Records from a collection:
******************************
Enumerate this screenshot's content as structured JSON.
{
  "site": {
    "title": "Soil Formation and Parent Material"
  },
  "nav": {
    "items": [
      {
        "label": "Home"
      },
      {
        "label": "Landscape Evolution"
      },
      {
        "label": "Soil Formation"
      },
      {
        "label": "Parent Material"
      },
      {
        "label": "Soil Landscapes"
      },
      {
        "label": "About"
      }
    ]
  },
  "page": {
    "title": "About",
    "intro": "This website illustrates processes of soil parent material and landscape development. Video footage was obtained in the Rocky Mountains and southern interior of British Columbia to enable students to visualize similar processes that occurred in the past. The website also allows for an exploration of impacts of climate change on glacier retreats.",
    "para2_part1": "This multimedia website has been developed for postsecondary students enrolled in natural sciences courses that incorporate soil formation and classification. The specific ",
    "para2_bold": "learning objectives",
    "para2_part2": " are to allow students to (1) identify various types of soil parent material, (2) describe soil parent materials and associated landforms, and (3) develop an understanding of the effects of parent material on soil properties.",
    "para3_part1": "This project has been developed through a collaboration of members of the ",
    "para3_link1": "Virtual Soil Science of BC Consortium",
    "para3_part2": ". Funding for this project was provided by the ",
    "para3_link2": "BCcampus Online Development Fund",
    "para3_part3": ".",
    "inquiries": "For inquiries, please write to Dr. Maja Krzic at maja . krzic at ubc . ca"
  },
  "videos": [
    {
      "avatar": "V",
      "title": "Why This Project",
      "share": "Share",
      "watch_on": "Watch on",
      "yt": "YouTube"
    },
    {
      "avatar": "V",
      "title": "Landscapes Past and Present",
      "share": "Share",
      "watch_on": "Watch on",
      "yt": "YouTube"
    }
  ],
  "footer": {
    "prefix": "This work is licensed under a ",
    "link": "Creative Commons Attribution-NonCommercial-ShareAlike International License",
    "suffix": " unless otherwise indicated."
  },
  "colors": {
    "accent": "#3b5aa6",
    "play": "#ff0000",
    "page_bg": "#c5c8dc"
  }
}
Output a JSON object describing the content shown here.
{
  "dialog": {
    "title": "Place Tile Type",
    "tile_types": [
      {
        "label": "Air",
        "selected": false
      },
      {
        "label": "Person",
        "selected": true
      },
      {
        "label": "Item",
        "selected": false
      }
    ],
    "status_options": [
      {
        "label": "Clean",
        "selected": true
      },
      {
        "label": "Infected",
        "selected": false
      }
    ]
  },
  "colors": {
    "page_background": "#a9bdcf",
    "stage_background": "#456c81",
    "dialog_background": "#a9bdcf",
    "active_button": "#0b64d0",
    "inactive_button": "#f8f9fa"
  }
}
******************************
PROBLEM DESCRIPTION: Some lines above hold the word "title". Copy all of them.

SOLUTION:
    "title": "Soil Formation and Parent Material"
    "title": "About",
      "title": "Why This Project",
      "title": "Landscapes Past and Present",
    "title": "Place Tile Type",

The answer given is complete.